NEW YORK – With unemployment climbing in the United States and other OECD countries, job creation is a key objective for policymakers. In the US, President Barack Obama recently proposed to increase public spending by about $600 billion over the next two years to create an additional four million jobs. But Obama is also concerned with reversing a sharp rise in income inequality (which is now at an 80-year high). Is it possible for leaders to do both at the same time?
The answer is unequivocally yes, but only if they focus on government spending rather than reforming their tax systems. That lesson is even more powerful for other advanced countries like Germany and France, which spend a far higher percentage of GDP on public programs (35% and 43%, respectively, in 2005) than the US (only 25%).
America’s tax system has surprisingly little redistributional punch. Using a measure of “comprehensive income” – money income, total capital gains on wealth, imputed rent on owner-occupied housing, non-cash government benefits, and public consumption – income taxes are generally progressive.
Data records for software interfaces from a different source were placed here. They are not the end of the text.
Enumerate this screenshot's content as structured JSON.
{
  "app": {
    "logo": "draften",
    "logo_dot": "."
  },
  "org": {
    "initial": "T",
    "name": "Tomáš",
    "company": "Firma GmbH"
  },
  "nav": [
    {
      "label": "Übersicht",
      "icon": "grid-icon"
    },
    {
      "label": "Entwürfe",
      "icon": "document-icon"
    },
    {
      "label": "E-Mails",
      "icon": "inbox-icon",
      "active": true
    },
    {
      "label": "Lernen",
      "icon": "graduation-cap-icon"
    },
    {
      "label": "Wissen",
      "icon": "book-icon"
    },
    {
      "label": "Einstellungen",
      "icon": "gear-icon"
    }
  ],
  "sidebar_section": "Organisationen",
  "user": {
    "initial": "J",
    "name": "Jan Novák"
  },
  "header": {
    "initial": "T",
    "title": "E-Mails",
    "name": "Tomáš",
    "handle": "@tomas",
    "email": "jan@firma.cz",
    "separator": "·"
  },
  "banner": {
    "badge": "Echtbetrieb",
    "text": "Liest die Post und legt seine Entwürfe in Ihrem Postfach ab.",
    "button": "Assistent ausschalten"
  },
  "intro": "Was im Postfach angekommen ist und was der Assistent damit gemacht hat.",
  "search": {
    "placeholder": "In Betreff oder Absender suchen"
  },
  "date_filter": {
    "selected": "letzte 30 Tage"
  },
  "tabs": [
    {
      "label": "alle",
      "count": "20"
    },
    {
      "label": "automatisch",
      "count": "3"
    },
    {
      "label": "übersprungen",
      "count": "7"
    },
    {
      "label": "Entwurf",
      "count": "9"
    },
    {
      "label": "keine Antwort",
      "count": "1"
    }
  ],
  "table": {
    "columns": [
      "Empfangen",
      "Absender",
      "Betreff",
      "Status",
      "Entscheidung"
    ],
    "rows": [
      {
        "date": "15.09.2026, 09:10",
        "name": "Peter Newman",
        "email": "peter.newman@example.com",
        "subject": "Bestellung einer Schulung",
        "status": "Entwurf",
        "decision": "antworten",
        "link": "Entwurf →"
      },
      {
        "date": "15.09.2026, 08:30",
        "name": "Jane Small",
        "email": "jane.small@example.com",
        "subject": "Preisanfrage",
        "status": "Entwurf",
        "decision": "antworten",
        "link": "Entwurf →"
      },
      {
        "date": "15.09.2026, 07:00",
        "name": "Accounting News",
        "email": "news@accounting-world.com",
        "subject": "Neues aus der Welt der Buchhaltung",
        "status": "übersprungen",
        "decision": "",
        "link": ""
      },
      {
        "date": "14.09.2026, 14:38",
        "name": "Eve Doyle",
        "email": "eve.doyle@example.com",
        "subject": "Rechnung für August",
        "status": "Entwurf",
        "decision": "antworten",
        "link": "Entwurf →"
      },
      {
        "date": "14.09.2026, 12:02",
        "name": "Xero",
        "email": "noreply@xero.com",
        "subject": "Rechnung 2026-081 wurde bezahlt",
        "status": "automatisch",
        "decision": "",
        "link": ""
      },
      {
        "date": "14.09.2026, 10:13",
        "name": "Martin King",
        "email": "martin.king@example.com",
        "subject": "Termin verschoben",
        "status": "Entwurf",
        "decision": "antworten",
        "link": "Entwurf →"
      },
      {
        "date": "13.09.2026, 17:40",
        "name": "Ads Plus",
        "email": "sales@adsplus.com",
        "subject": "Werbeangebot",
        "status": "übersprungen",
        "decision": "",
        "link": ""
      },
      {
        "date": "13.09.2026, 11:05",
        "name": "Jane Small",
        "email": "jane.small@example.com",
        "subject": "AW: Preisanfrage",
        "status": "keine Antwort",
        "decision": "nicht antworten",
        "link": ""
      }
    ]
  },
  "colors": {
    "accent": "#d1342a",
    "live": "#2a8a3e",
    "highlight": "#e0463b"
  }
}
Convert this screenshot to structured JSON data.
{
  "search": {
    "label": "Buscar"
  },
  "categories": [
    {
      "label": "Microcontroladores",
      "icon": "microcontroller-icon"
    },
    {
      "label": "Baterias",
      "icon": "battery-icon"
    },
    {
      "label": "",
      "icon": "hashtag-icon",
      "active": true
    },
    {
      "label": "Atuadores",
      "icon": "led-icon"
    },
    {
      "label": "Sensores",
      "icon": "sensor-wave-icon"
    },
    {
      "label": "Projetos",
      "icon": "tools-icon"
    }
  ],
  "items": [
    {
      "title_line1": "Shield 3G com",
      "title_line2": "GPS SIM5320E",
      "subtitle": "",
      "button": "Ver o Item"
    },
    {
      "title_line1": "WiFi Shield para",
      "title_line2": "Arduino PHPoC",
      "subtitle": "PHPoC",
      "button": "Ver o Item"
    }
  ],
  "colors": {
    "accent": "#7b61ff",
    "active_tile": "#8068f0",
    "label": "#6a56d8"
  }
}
Federal income taxes as a proportion of income increase steadily from 2% at the 10th percentile (that is, a family ranked tenth from the bottom out of 100) to 14% at the 90th percentile, but then falls off slightly to 13% at the very top, reflecting the favorable treatment of capital gains and investment income under the Bush administration’s income-tax laws.